Source records
* * * * * * * * *
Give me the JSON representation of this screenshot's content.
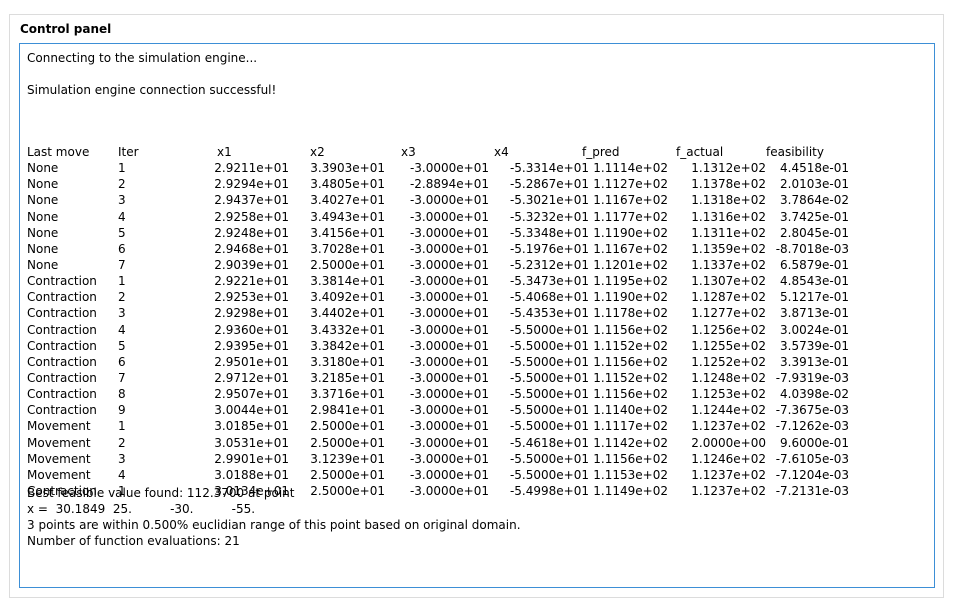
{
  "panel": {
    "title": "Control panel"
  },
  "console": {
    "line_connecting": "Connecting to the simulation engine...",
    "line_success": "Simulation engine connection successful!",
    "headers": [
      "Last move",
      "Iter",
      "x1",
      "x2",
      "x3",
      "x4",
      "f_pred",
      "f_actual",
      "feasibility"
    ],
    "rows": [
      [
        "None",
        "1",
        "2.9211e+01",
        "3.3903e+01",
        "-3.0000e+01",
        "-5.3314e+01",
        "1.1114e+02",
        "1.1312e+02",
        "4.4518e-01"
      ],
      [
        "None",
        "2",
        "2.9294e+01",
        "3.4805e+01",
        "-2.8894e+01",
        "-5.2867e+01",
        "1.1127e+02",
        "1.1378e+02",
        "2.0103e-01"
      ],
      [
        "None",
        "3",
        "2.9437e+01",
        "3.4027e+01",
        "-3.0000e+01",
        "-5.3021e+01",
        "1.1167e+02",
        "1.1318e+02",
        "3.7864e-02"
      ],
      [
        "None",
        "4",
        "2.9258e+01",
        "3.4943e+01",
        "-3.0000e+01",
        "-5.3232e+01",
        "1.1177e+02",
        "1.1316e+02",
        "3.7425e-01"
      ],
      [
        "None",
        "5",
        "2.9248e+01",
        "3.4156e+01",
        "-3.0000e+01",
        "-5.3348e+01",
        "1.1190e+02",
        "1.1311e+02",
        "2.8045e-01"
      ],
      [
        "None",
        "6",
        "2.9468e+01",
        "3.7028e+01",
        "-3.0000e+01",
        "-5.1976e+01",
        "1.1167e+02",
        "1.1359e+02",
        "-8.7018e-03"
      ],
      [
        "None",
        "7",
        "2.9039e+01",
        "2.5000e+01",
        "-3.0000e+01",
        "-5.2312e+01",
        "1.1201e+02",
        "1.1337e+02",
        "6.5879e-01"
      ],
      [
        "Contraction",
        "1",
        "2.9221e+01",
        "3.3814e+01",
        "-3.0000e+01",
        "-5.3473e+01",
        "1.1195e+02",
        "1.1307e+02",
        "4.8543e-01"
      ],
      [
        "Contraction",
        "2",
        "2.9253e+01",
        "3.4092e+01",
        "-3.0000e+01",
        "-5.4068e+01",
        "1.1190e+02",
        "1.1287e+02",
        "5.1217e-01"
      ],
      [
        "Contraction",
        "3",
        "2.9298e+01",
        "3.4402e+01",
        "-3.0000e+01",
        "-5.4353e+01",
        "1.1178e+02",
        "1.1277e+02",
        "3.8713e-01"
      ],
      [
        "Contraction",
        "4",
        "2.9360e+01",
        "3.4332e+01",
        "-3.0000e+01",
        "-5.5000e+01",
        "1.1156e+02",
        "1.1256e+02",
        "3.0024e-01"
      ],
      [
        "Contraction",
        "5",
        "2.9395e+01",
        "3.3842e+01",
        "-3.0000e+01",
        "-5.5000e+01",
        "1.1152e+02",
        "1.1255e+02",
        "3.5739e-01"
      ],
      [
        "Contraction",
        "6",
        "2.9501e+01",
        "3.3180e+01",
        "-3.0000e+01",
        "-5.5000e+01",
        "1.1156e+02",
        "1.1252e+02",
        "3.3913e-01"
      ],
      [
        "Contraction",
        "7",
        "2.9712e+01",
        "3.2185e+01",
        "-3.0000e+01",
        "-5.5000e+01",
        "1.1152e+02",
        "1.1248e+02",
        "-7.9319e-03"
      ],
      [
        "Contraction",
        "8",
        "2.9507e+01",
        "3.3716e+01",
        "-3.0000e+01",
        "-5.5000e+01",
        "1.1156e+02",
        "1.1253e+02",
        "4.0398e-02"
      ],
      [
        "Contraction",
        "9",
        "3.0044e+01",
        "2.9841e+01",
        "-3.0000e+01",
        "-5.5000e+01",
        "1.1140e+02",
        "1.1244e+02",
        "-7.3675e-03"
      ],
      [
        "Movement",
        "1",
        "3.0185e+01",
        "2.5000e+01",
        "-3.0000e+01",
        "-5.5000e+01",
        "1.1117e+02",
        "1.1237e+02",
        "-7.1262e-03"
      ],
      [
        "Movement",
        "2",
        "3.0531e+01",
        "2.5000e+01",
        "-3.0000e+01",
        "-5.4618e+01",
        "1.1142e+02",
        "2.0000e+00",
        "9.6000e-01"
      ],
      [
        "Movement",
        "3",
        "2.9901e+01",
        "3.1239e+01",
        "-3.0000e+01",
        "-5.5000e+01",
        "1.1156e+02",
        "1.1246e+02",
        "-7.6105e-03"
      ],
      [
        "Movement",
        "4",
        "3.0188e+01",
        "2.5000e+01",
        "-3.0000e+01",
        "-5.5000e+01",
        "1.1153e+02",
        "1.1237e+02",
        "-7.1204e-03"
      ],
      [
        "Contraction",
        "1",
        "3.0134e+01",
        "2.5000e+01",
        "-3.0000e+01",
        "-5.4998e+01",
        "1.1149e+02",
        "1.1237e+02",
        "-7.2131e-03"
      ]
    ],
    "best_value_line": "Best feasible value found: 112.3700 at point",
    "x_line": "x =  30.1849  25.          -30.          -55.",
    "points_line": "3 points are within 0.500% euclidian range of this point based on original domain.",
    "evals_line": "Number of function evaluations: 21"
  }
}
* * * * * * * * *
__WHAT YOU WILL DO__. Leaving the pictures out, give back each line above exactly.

__ANSWER SPACE__.
Give me the JSON representation of this screenshot's content.
{
  "panel": {
    "title": "Control panel"
  },
  "console": {
    "line_connecting": "Connecting to the simulation engine...",
    "line_success": "Simulation engine connection successful!",
    "headers": [
      "Last move",
      "Iter",
      "x1",
      "x2",
      "x3",
      "x4",
      "f_pred",
      "f_actual",
      "feasibility"
    ],
    "rows": [
      [
        "None",
        "1",
        "2.9211e+01",
        "3.3903e+01",
        "-3.0000e+01",
        "-5.3314e+01",
        "1.1114e+02",
        "1.1312e+02",
        "4.4518e-01"
      ],
      [
        "None",
        "2",
        "2.9294e+01",
        "3.4805e+01",
        "-2.8894e+01",
        "-5.2867e+01",
        "1.1127e+02",
        "1.1378e+02",
        "2.0103e-01"
      ],
      [
        "None",
        "3",
        "2.9437e+01",
        "3.4027e+01",
        "-3.0000e+01",
        "-5.3021e+01",
        "1.1167e+02",
        "1.1318e+02",
        "3.7864e-02"
      ],
      [
        "None",
        "4",
        "2.9258e+01",
        "3.4943e+01",
        "-3.0000e+01",
        "-5.3232e+01",
        "1.1177e+02",
        "1.1316e+02",
        "3.7425e-01"
      ],
      [
        "None",
        "5",
        "2.9248e+01",
        "3.4156e+01",
        "-3.0000e+01",
        "-5.3348e+01",
        "1.1190e+02",
        "1.1311e+02",
        "2.8045e-01"
      ],
      [
        "None",
        "6",
        "2.9468e+01",
        "3.7028e+01",
        "-3.0000e+01",
        "-5.1976e+01",
        "1.1167e+02",
        "1.1359e+02",
        "-8.7018e-03"
      ],
      [
        "None",
        "7",
        "2.9039e+01",
        "2.5000e+01",
        "-3.0000e+01",
        "-5.2312e+01",
        "1.1201e+02",
        "1.1337e+02",
        "6.5879e-01"
      ],
      [
        "Contraction",
        "1",
        "2.9221e+01",
        "3.3814e+01",
        "-3.0000e+01",
        "-5.3473e+01",
        "1.1195e+02",
        "1.1307e+02",
        "4.8543e-01"
      ],
      [
        "Contraction",
        "2",
        "2.9253e+01",
        "3.4092e+01",
        "-3.0000e+01",
        "-5.4068e+01",
        "1.1190e+02",
        "1.1287e+02",
        "5.1217e-01"
      ],
      [
        "Contraction",
        "3",
        "2.9298e+01",
        "3.4402e+01",
        "-3.0000e+01",
        "-5.4353e+01",
        "1.1178e+02",
        "1.1277e+02",
        "3.8713e-01"
      ],
      [
        "Contraction",
        "4",
        "2.9360e+01",
        "3.4332e+01",
        "-3.0000e+01",
        "-5.5000e+01",
        "1.1156e+02",
        "1.1256e+02",
        "3.0024e-01"
      ],
      [
        "Contraction",
        "5",
        "2.9395e+01",
        "3.3842e+01",
        "-3.0000e+01",
        "-5.5000e+01",
        "1.1152e+02",
        "1.1255e+02",
        "3.5739e-01"
      ],
      [
        "Contraction",
        "6",
        "2.9501e+01",
        "3.3180e+01",
        "-3.0000e+01",
        "-5.5000e+01",
        "1.1156e+02",
        "1.1252e+02",
        "3.3913e-01"
      ],
      [
        "Contraction",
        "7",
        "2.9712e+01",
        "3.2185e+01",
        "-3.0000e+01",
        "-5.5000e+01",
        "1.1152e+02",
        "1.1248e+02",
        "-7.9319e-03"
      ],
      [
        "Contraction",
        "8",
        "2.9507e+01",
        "3.3716e+01",
        "-3.0000e+01",
        "-5.5000e+01",
        "1.1156e+02",
        "1.1253e+02",
        "4.0398e-02"
      ],
      [
        "Contraction",
        "9",
        "3.0044e+01",
        "2.9841e+01",
        "-3.0000e+01",
        "-5.5000e+01",
        "1.1140e+02",
        "1.1244e+02",
        "-7.3675e-03"
      ],
      [
        "Movement",
        "1",
        "3.0185e+01",
        "2.5000e+01",
        "-3.0000e+01",
        "-5.5000e+01",
        "1.1117e+02",
        "1.1237e+02",
        "-7.1262e-03"
      ],
      [
        "Movement",
        "2",
        "3.0531e+01",
        "2.5000e+01",
        "-3.0000e+01",
        "-5.4618e+01",
        "1.1142e+02",
        "2.0000e+00",
        "9.6000e-01"
      ],
      [
        "Movement",
        "3",
        "2.9901e+01",
        "3.1239e+01",
        "-3.0000e+01",
        "-5.5000e+01",
        "1.1156e+02",
        "1.1246e+02",
        "-7.6105e-03"
      ],
      [
        "Movement",
        "4",
        "3.0188e+01",
        "2.5000e+01",
        "-3.0000e+01",
        "-5.5000e+01",
        "1.1153e+02",
        "1.1237e+02",
        "-7.1204e-03"
      ],
      [
        "Contraction",
        "1",
        "3.0134e+01",
        "2.5000e+01",
        "-3.0000e+01",
        "-5.4998e+01",
        "1.1149e+02",
        "1.1237e+02",
        "-7.2131e-03"
      ]
    ],
    "best_value_line": "Best feasible value found: 112.3700 at point",
    "x_line": "x =  30.1849  25.          -30.          -55.",
    "points_line": "3 points are within 0.500% euclidian range of this point based on original domain.",
    "evals_line": "Number of function evaluations: 21"
  }
}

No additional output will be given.